Dan Weston wrote:
> Well, I did footnote in my first e-mail that:
> [1] I used the asterisk in the category name Hask* to exclude undefined 
> values or partial functions
> [Although I think I may have flipped the asterisk convention.]
> I see what you mean by const False and const True being two different 
> arrows, but now I don't know how that reconciles with the Wikipedia 
> Example 3 of http://en.wikipedia.org/wiki/Initial_object
> "In the category of pointed sets (whose objects are non-empty sets 
> together with a distinguished element; a morphism from (A,a) to (B,b) 
> being a function f : A ? B with f(a) = b), every singleton is a zero 
> object [i.e. both initial and final]."
> I thought I was being safe by "distinguishing" () as my distinguished 
> element. Where did I go wrong?
> Dan Weston
> Stefan O'Rear wrote:
>> On Mon, Sep 24, 2007 at 06:47:05PM -0700, Dan Weston wrote:
>>> Of course I should have proofread this one more time!
>>>> What is a point? A point in Hask* is a type with only a single value 
>>>> in it, from which all other values can be constructed. Every value x 
>>>> maps trivially into a function (const x), and when you apply this 
>>>> function to  the (only) value of a point, you get x back. There is a 
>>>> built-in Haskell type () whose only value [besides undefined] is 
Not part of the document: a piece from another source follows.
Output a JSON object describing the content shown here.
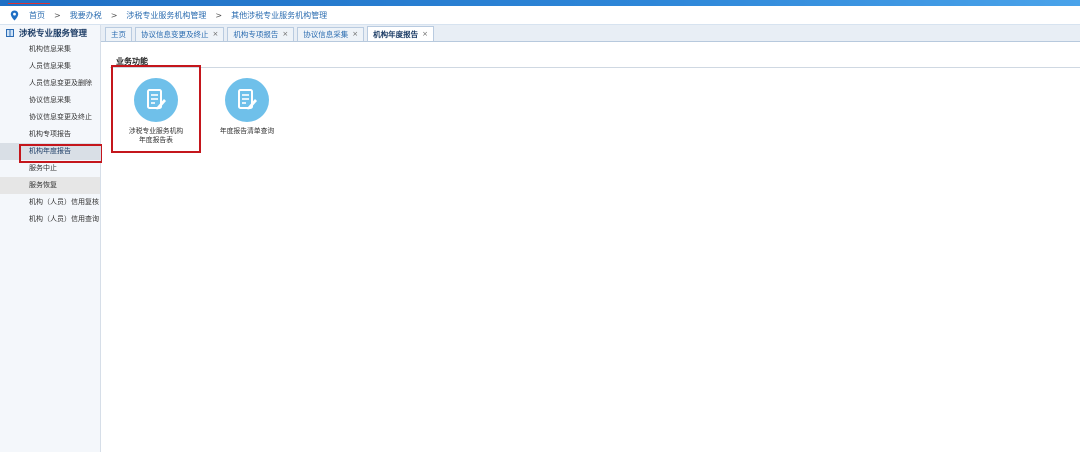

>>>> also called (), so we might as well take the type () as our point:
>>> Actually, a point is any one object, for Hask* it is any one monotype 
>>> (e.g. (), [Int], (Char,Double)). The magic of an *initial* object 
>>> (i.e. a type with only one nullary constructor such as () that has 
>>> only one (defined) value) is that there is a *unique* function 
>>> mapping it to any other type. But that's being greedy, since we don't 
>>> need a unique function, just any one function. A forgetful function 
>>> like const doesn't care which type its second argument is.
>> () isn't an initial object.
>> There are no initial objects in Hask-with-?, since every object admits
>> at least four arrows to Bool (const True, const False, const undefined,
>> and undefined).
>> Stefan

More information about the Haskell-Cafe mailing list